Originario di Osaka ma residente a Berlino, Kurokawa descrive i suoi lavori come sculture “time-based”, ovvero un’arte fondata sullo scorrimento temporale, dove suono e immagine si uniscono in modo indivisibile. Il suo linguaggio audiovisivo alterna complessità e semplicità combinandole in una sintesi affascinante. Sinfonie di suoni che, in combinazione con paesaggi digitali generati al computer, cambiano il modo in cui lo spettatore percepisce il reale.
Il concetto di unione delle parti rappresenta il tema chiave della mostra, a cui si richiama il titolo al-jabr, radice araba da cui deriva il termine “algebra” la cui etimologia indica la ricomposizione delle parti di un insieme.

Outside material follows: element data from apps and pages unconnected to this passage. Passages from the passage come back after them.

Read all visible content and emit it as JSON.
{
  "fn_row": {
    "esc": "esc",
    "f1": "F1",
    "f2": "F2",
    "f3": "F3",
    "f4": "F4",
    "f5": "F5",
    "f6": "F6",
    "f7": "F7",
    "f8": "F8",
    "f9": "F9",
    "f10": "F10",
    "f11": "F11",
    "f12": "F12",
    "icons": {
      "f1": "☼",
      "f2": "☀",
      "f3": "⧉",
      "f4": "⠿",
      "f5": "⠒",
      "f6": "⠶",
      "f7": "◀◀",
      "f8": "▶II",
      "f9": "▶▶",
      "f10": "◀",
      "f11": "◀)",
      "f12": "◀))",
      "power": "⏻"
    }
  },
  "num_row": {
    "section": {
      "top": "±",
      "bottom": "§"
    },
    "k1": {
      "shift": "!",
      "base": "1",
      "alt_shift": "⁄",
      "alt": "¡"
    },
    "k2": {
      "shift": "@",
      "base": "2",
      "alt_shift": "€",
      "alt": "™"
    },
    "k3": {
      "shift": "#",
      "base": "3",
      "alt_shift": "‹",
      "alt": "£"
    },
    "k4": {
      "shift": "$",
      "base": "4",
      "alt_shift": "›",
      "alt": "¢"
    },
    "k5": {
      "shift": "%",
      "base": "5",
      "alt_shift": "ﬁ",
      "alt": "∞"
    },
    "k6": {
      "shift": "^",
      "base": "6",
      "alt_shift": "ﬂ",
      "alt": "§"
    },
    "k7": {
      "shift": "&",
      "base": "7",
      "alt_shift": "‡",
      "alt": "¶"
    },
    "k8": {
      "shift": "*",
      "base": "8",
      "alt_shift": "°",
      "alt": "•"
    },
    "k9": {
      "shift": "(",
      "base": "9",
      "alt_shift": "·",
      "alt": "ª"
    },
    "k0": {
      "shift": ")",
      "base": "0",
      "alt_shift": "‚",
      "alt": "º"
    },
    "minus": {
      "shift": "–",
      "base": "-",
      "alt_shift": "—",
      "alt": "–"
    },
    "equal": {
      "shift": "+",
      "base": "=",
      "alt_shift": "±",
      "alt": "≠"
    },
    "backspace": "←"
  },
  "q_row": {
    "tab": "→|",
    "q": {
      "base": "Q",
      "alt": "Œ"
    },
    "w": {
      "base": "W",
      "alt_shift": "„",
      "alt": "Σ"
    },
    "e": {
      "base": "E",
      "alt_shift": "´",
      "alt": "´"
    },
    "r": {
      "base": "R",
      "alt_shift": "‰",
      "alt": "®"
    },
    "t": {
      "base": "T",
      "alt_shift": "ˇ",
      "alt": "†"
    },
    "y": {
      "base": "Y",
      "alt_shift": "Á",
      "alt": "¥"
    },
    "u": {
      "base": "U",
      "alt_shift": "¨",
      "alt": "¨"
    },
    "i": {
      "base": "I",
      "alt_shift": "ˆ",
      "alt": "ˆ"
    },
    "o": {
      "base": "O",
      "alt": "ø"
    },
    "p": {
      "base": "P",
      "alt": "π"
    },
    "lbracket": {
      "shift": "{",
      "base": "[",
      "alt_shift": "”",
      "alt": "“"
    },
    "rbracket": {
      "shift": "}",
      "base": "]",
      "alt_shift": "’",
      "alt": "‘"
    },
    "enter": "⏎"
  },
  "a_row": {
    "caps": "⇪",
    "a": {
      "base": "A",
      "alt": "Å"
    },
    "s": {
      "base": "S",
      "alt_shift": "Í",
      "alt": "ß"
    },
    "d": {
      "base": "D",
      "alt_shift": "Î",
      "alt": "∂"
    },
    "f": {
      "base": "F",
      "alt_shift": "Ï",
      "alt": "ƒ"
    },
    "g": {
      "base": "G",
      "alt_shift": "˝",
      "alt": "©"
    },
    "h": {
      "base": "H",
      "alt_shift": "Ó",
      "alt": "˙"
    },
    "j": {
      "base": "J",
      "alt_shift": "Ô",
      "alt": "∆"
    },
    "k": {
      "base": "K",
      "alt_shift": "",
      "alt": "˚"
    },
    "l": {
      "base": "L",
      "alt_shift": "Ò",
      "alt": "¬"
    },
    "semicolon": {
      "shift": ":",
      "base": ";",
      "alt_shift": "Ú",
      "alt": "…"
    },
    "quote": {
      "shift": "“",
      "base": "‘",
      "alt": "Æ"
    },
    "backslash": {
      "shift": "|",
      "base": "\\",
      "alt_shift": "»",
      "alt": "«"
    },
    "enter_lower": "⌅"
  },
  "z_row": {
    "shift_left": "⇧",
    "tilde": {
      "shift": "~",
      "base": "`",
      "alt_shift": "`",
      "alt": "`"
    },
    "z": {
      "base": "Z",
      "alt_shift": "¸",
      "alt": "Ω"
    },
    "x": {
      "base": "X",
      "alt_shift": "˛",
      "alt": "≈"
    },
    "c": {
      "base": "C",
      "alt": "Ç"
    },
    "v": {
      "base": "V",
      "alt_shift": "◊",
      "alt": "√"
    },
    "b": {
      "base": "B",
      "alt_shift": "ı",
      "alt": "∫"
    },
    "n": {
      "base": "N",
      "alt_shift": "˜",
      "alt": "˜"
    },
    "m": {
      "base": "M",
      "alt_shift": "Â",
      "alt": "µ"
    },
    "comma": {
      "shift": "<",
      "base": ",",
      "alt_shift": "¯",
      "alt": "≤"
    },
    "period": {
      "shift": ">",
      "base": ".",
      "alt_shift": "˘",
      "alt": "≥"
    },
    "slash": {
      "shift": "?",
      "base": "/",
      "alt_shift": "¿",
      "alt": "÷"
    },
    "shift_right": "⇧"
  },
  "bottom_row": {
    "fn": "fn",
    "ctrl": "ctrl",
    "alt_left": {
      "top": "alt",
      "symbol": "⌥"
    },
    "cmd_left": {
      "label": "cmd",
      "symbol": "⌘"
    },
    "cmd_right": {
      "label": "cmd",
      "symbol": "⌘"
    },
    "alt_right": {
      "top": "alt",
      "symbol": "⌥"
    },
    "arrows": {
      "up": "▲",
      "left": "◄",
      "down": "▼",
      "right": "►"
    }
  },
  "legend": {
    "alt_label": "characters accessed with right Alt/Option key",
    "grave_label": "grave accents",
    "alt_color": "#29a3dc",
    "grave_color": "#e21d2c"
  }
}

Nelle opere in mostra si ripropongono concetti e metodologie quali la decostruzione e la conseguente ricostruzione di elementi naturali (elementum, lttrans, renature), la riunione di strutture divise (oscillating continuum), la rielaborazione di leggi e dati scientifici (ad/ab Atom, unfold.alt, unfold.mod).
Tali metodologie ricordano una versione moderna e tecnologicamente avanzata della tecnica artistica del kintsugi, ideata alla fine del 1400 da ceramisti giapponesi per riparare tazze e vasi, in cui le linee di rottura sono evidenziate con polvere d’oro che rende la fragilità il loro punto di forza.
Il kintsugi non è solo un concetto artistico ma ha profonde radici nell’estetica del wabi-sabi, la visione del mondo tipica della cultura giapponese fondata sull’accettazione della transitorietà delle cose che echeggia anche nella poetica di Kurokawa.